### INPUT RECORDS
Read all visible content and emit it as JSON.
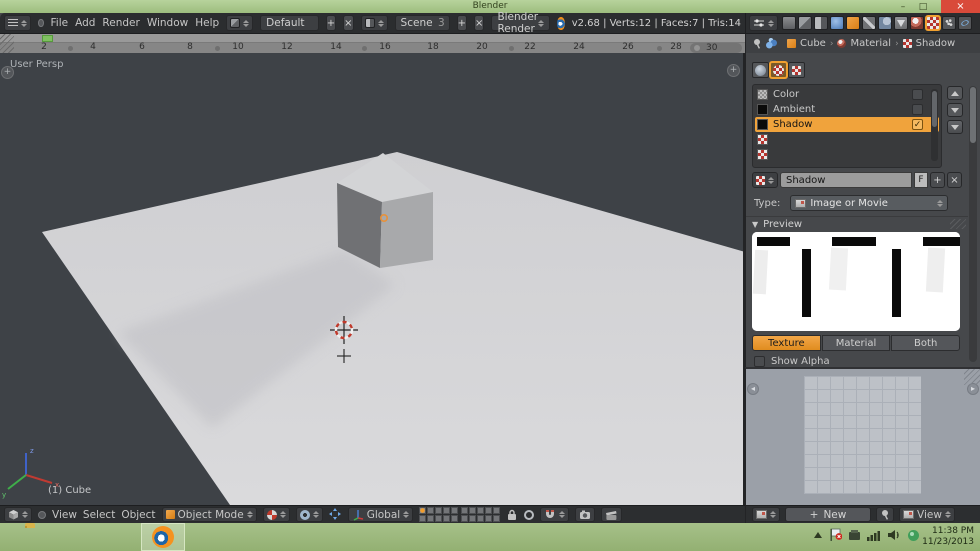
{
  "window": {
    "title": "Blender"
  },
  "glyphs": {
    "minimize": "–",
    "maximize": "□",
    "close": "×",
    "plus": "+",
    "x": "×",
    "sep": "›",
    "collapse": "▼",
    "check": "✓"
  },
  "menubar": {
    "menus": [
      {
        "label": "File"
      },
      {
        "label": "Add"
      },
      {
        "label": "Render"
      },
      {
        "label": "Window"
      },
      {
        "label": "Help"
      }
    ],
    "layout": "Default",
    "scene": "Scene",
    "scene_count": "3",
    "engine": "Blender Render",
    "stats": "v2.68 | Verts:12 | Faces:7 | Tris:14"
  },
  "timeline": {
    "frames": [
      "2",
      "4",
      "6",
      "8",
      "10",
      "12",
      "14",
      "16",
      "18",
      "20",
      "22",
      "24",
      "26",
      "28"
    ],
    "end": "30"
  },
  "viewport": {
    "view": "User Persp",
    "object": "(1) Cube"
  },
  "view3d": {
    "menus": [
      {
        "label": "View"
      },
      {
        "label": "Select"
      },
      {
        "label": "Object"
      }
    ],
    "mode": "Object Mode",
    "orientation": "Global"
  },
  "props": {
    "breadcrumb": {
      "object": "Cube",
      "material": "Material",
      "texture": "Shadow"
    },
    "slots": [
      {
        "label": "Color"
      },
      {
        "label": "Ambient"
      },
      {
        "label": "Shadow"
      }
    ],
    "name": "Shadow",
    "fake_user": "F",
    "type_label": "Type:",
    "type": "Image or Movie",
    "preview_title": "Preview",
    "preview_tabs": [
      {
        "label": "Texture"
      },
      {
        "label": "Material"
      },
      {
        "label": "Both"
      }
    ],
    "show_alpha": "Show Alpha"
  },
  "image_editor": {
    "new": "New",
    "view": "View"
  },
  "taskbar": {
    "time": "11:38 PM",
    "date": "11/23/2013"
  }
}
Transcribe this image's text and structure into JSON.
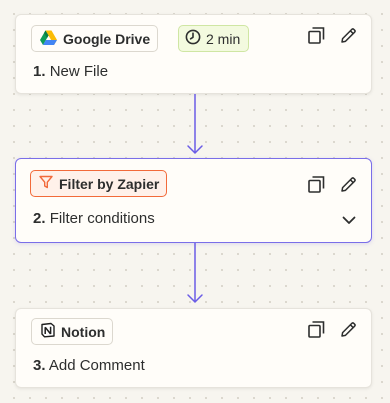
{
  "colors": {
    "canvas": "#f7f5ef",
    "active_border": "#7a6ee8",
    "connector": "#6a5ce6",
    "filter_accent": "#f26a3a",
    "time_badge_bg": "#f3fadf"
  },
  "steps": [
    {
      "number": "1.",
      "title": "New File",
      "app": "Google Drive",
      "app_icon": "google-drive-icon",
      "time": "2 min",
      "time_icon": "clock-icon"
    },
    {
      "number": "2.",
      "title": "Filter conditions",
      "app": "Filter by Zapier",
      "app_icon": "filter-icon",
      "expand_icon": "chevron-down-icon"
    },
    {
      "number": "3.",
      "title": "Add Comment",
      "app": "Notion",
      "app_icon": "notion-icon"
    }
  ],
  "actions": {
    "copy_icon": "copy-icon",
    "edit_icon": "edit-pencil-icon"
  }
}
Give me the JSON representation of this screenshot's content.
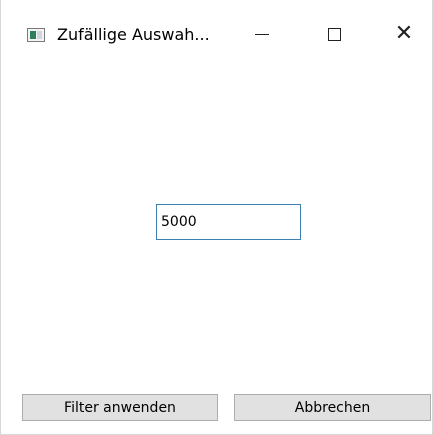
{
  "window": {
    "title": "Zufällige Auswah...",
    "icon": "app-window-icon",
    "controls": {
      "minimize_icon": "minimize-icon",
      "maximize_icon": "maximize-icon",
      "close_icon": "close-icon",
      "close_glyph": "✕"
    }
  },
  "main": {
    "count_input": {
      "value": "5000"
    }
  },
  "buttons": {
    "apply_label": "Filter anwenden",
    "cancel_label": "Abbrechen"
  },
  "colors": {
    "input_border": "#3c7fb1",
    "button_face": "#e1e1e1",
    "button_border": "#adadad"
  }
}
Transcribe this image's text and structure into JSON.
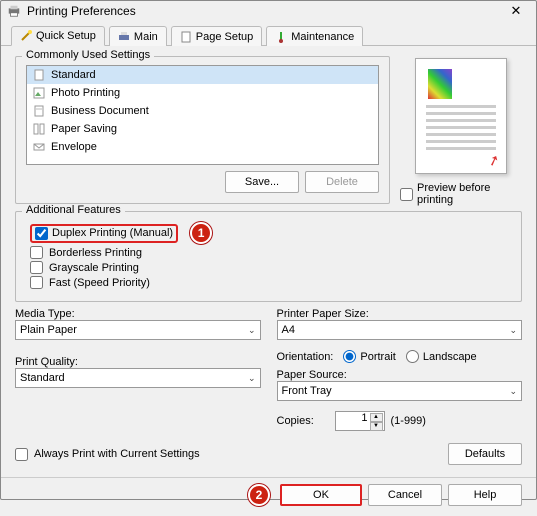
{
  "window": {
    "title": "Printing Preferences"
  },
  "tabs": [
    {
      "label": "Quick Setup"
    },
    {
      "label": "Main"
    },
    {
      "label": "Page Setup"
    },
    {
      "label": "Maintenance"
    }
  ],
  "commonly_used": {
    "legend": "Commonly Used Settings",
    "items": [
      "Standard",
      "Photo Printing",
      "Business Document",
      "Paper Saving",
      "Envelope"
    ]
  },
  "btns": {
    "save": "Save...",
    "delete": "Delete"
  },
  "preview_label": "Preview before printing",
  "additional": {
    "legend": "Additional Features",
    "duplex": "Duplex Printing (Manual)",
    "borderless": "Borderless Printing",
    "grayscale": "Grayscale Printing",
    "fast": "Fast (Speed Priority)"
  },
  "media_type": {
    "label": "Media Type:",
    "value": "Plain Paper"
  },
  "print_quality": {
    "label": "Print Quality:",
    "value": "Standard"
  },
  "paper_size": {
    "label": "Printer Paper Size:",
    "value": "A4"
  },
  "orientation": {
    "label": "Orientation:",
    "portrait": "Portrait",
    "landscape": "Landscape"
  },
  "paper_source": {
    "label": "Paper Source:",
    "value": "Front Tray"
  },
  "copies": {
    "label": "Copies:",
    "value": "1",
    "range": "(1-999)"
  },
  "always_print": "Always Print with Current Settings",
  "defaults": "Defaults",
  "ok": "OK",
  "cancel": "Cancel",
  "help": "Help",
  "callouts": {
    "one": "1",
    "two": "2"
  }
}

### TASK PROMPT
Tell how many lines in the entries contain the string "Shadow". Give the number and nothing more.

### RESPONSE BELOW
3